Powell’s meeting with Modi puts the US in line with European nations and Australia, which have already restored ties with him.
Opinion polls show Modi and his party are on course to topple the ruling Congress party at general elections expected in May.
‘Business savvy’ leader
Modi, 63, is the prime ministerial candidate of the main opposition Bharatiya Janata Party (BJP), which is ahead of the incumbent Congress party in opinion polls.
He has sought to portray himself as a business-savvy leader who can champion India’s economy and tackle corruption after a decade of rule by the left-leaning Congress party.
Neelam Deo, a former diplomat and foreign policy expert, said the US overture to Modi reflected the “assessment… that the BJP candidate has a good chance of coming ahead in the elections”.
Foreign ambassadors are also engaging with Modi because “of their own companies seeking business opportunities in Gujarat, which has certainly grown more rapidly than many of the other state in India”, she said.
The United States and India have built a growing relationship since their estrangement in the Cold War, with most US lawmakers supportive of ties with New Delhi.
But Modi has faced opposition from an unlikely mix of left-leaning members of the US Congress active on human rights and other conservative politicians.

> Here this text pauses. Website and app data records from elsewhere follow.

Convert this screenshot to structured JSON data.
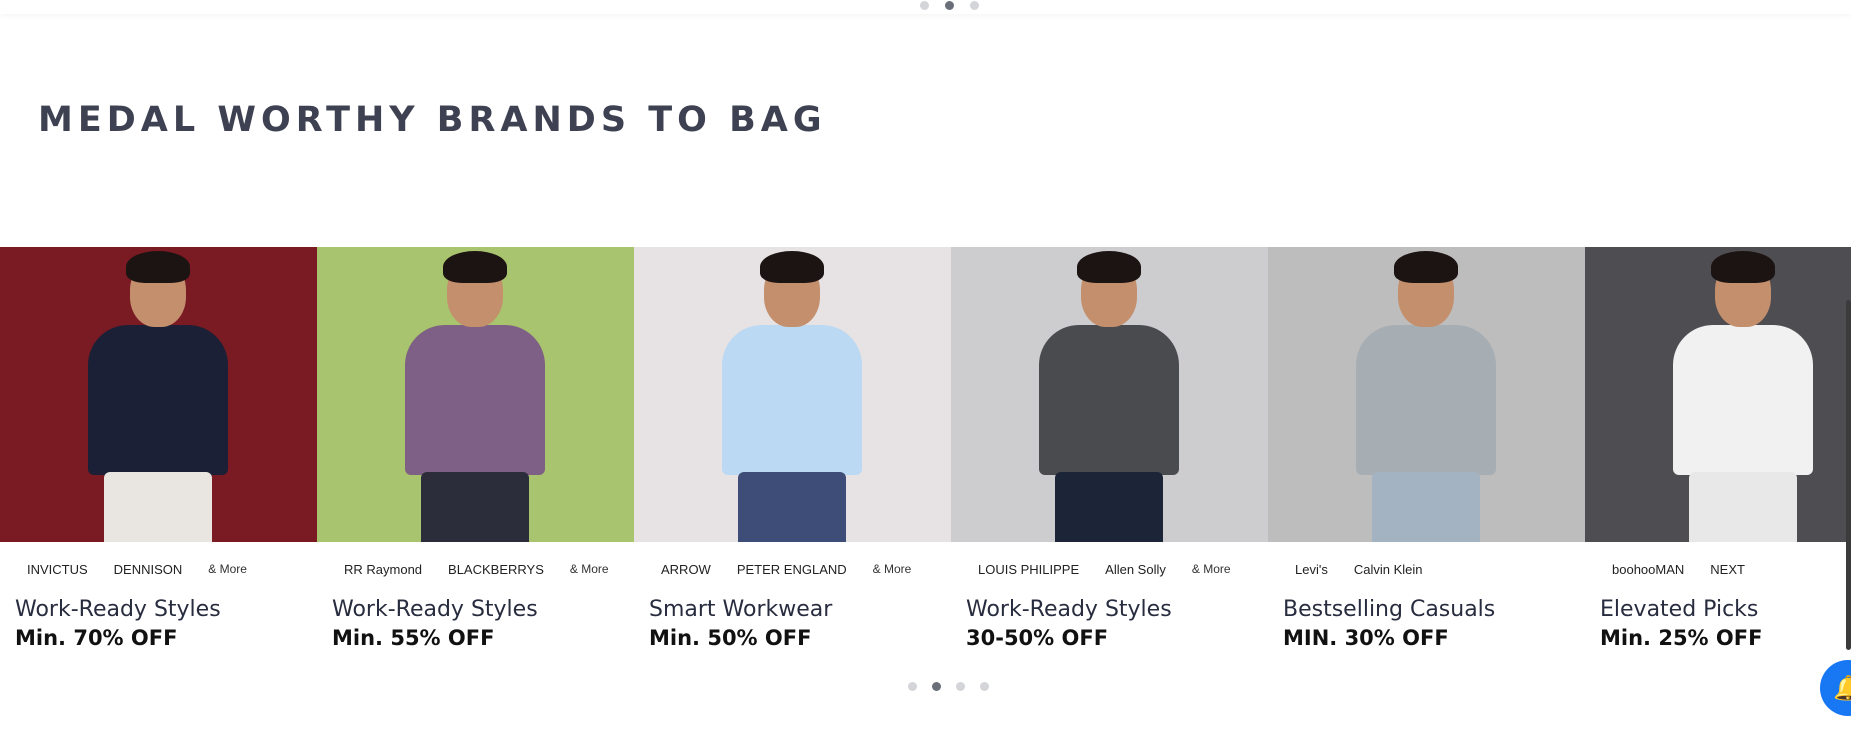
{
  "top_carousel": {
    "dot_count": 3,
    "active_index": 1
  },
  "section": {
    "title": "MEDAL WORTHY BRANDS TO BAG"
  },
  "cards": [
    {
      "logos": [
        "INVICTUS",
        "DENNISON",
        "& More"
      ],
      "caption": "Work-Ready Styles",
      "offer": "Min. 70% OFF",
      "bg": "#7a1a22",
      "shirt": "#1b2036",
      "pants": "#e9e6e2"
    },
    {
      "logos": [
        "RR Raymond",
        "BLACKBERRYS",
        "& More"
      ],
      "caption": "Work-Ready Styles",
      "offer": "Min. 55% OFF",
      "bg": "#a8c46e",
      "shirt": "#7e5f85",
      "pants": "#2b2d3a"
    },
    {
      "logos": [
        "ARROW",
        "PETER ENGLAND",
        "& More"
      ],
      "caption": "Smart Workwear",
      "offer": "Min. 50% OFF",
      "bg": "#e7e2e3",
      "shirt": "#bcd9f3",
      "pants": "#3d4d78"
    },
    {
      "logos": [
        "LOUIS PHILIPPE",
        "Allen Solly",
        "& More"
      ],
      "caption": "Work-Ready Styles",
      "offer": "30-50% OFF",
      "bg": "#cdcdcf",
      "shirt": "#4a4b4f",
      "pants": "#1c2437"
    },
    {
      "logos": [
        "Levi's",
        "Calvin Klein"
      ],
      "caption": "Bestselling Casuals",
      "offer": "MIN. 30% OFF",
      "bg": "#bdbdbd",
      "shirt": "#a7aeb3",
      "pants": "#a3b3c2"
    },
    {
      "logos": [
        "boohooMAN",
        "NEXT"
      ],
      "caption": "Elevated Picks",
      "offer": "Min. 25% OFF",
      "bg": "#4d4d52",
      "shirt": "#f1f1f1",
      "pants": "#e8e8e8"
    }
  ],
  "bottom_carousel": {
    "dot_count": 4,
    "active_index": 1
  },
  "colors": {
    "title": "#3e4152",
    "dot_inactive": "#d4d5d9",
    "dot_active": "#696e79",
    "notify_button": "#1877f2"
  },
  "icons": {
    "notify": "bell-icon"
  }
}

A congressional aide has said a meeting with Powell would send a signal of US openness on issuing a visa.
But some US officials are believed to be worried that bitterness over the past visa rejection would cloud relations with Modi if he becomes prime minister.
Concerns over personal treatment are hardly new to the US-India relationship.
In December, the two countries went through one of their worst crises in years when US authorities arrested a New York-based Indian diplomat on charges of underpaying her servant and lying on the worker’s visa form.
Indian lawmakers and commentators accused US authorities of humiliating the diplomat through a strip-search.
The row abated a month ago when the diplomat, Devyani Khobragade, was allowed to return to India just as she was indicted.
Both governments have since voiced hope at moving forward. But the United States earlier Monday renewed one rift when it announced it would take India to the World Trade Organisation in hopes of opening up its booming solar power industry.